Sixteen years ago, a Singer World Series Cup match was delayed by eight minutes because the bails could not be found. Arunabha Sengupta recounts the day and how the four little pieces were ultimately unearthed.
September 3, 1996
It was a low key One-Day International, the fifth match of the Singer World Series. The recently- crowned world champions took on the minnows of the day, and as expected cruised to a comfortable six wicket win with 18 balls to spare.
Muttiah Muralitharan bowled his customary tight and tormenting 10 overs, Aravinda de Silva raced to a characteristic 127 from 123 balls. With the Flowers – Andy and Grant – and the Whittals – Andy and Guy – it looked a typical early Zimbabwe side, plenty of siblings and cousins sharing the dressing room; although Paul Strang turned up alone, without brother Brian tagging along.
However, the biggest drama in the match took place before it got under way.
For all his run-ins with the Indian cricket teams over a decade and a half, umpire Steve Bucknor faced perhaps the biggest challenge of his career. The players had assembled. The spectators were waiting with anticipation – the national appetite freshly whetted by supreme success. But the match could not be started as the four bails were nowhere to be found.
Bucknor and fellow umpire Cyril Mitchley spoke animatedly to the officials present at the Sinhalese Sports Club ground. With their years and years of experience, the two tried to figure out the mystery of the four little pieces of equipment. From his comfortable third umpire’s perch, BC Cooray emerged into the sun and joined the hunt. Match referee John Reid was probably frantically flipping through the rule book, looking for the procedure to follow when bails went missing.
Paul Strang and Grant Flower waited patiently at the wicket, exhausting their entire routine of shadow practice. Pramodaya Wickramasinghe marked his run up more than once, the ball clutched in his hand. The fielders stretched and limbered up, paused, and stretched and limbered up again. With each passing minute murmur around the confused stadium grew uncomfortably louder.
After eight long minutes, each of them more protracted than the last, the missing bails were discovered in the pocket of one of the grounds-men. Perhaps to save him eternal blushes, the records of the day, including Wisden, do not identify the absentminded fellow by name.
When the match was finally started, the fracas seemed to have got to Wickramasinghe, who promptly bowled five wides in his first over. Thus, after about 15 minutes beyond the official start, the scoreboard finally registered one over.

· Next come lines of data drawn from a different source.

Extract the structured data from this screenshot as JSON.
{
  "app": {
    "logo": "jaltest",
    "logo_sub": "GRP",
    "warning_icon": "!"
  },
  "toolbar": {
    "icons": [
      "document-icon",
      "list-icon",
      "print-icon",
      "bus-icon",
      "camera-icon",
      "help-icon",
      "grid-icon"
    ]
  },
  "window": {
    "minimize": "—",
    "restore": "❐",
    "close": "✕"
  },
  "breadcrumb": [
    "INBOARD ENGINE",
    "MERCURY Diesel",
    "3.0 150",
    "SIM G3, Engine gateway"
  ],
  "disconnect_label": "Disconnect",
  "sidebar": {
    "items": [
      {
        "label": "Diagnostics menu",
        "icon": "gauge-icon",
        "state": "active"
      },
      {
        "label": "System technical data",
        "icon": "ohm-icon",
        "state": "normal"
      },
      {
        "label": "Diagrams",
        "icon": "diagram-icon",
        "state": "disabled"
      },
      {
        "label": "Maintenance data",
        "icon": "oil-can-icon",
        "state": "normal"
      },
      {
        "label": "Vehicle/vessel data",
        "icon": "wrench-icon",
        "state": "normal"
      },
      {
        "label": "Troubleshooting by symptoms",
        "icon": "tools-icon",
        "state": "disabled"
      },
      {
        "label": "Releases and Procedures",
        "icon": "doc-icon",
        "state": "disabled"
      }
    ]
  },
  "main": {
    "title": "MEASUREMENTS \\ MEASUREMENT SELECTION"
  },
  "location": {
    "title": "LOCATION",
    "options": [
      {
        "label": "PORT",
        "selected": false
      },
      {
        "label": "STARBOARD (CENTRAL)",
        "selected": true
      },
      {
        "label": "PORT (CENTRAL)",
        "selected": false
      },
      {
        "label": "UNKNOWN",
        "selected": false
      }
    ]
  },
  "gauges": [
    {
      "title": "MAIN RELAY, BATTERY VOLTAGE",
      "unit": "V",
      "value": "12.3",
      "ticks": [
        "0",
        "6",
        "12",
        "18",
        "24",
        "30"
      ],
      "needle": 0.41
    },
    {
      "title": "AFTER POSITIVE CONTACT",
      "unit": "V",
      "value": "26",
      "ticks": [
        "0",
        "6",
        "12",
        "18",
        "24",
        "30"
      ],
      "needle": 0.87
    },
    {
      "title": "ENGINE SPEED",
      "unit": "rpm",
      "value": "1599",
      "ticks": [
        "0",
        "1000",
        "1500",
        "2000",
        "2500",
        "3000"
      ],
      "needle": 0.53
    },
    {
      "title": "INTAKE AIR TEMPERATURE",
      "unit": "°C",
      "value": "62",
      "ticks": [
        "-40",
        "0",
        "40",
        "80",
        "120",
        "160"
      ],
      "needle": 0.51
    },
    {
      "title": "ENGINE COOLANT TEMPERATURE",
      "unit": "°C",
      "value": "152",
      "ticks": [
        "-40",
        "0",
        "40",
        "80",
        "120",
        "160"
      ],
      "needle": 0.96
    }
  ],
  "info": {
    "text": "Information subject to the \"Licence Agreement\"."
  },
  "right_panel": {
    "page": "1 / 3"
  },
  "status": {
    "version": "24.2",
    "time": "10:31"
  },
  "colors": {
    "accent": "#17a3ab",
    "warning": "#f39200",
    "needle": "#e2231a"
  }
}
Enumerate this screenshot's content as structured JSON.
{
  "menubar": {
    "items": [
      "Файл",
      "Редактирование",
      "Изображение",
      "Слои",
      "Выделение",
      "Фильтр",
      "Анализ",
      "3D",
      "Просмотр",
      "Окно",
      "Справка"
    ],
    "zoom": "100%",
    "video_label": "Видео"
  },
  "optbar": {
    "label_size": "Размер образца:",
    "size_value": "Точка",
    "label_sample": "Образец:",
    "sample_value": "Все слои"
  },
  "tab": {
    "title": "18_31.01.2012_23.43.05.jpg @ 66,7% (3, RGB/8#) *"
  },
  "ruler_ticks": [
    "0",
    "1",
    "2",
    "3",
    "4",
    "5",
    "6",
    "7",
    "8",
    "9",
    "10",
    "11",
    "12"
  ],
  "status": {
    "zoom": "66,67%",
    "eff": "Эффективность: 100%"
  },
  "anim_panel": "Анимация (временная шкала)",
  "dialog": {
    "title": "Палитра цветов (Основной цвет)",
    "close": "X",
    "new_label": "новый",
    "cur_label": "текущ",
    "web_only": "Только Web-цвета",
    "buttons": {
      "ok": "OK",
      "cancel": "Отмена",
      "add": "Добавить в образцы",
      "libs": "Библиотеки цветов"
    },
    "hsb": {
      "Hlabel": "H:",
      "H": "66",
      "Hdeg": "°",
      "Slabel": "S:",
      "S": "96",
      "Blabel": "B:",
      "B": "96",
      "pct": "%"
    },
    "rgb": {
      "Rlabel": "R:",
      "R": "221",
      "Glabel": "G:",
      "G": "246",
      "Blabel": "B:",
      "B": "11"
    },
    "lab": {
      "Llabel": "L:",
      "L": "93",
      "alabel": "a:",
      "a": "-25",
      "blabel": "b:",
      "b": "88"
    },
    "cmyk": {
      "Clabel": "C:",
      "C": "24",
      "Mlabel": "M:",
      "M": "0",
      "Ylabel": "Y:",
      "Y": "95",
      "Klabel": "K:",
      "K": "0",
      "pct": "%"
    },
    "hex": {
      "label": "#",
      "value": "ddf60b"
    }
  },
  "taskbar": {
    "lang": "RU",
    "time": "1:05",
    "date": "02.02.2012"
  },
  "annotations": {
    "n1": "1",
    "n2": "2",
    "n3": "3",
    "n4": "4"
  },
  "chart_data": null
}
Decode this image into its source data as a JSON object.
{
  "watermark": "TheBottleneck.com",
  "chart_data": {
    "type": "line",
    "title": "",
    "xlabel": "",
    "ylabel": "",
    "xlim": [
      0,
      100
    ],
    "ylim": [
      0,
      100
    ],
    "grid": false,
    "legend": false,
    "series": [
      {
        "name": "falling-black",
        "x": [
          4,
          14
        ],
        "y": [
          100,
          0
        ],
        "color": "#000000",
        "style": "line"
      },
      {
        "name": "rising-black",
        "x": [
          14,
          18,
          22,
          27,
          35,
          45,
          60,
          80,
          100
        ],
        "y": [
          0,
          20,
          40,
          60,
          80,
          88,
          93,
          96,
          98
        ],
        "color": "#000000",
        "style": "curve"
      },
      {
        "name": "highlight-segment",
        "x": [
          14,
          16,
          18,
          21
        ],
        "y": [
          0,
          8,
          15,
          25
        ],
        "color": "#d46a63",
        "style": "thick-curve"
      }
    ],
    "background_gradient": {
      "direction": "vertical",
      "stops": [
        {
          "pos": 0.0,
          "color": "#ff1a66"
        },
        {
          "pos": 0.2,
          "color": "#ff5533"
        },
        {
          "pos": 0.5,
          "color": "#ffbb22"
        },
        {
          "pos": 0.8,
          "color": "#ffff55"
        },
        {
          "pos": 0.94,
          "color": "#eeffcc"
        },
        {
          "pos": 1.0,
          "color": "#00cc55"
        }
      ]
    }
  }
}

(Arunabha Sengupta is a cricket historian and Chief Cricket Writer at CricketCountry. He writes about the history and the romance of the game, punctuated often by opinions about modern day cricket, while his post-graduate degree in statistics peeps through in occasional analytical pieces. The author of three novels, he can be followed on twitter at http://twitter.com/senantix)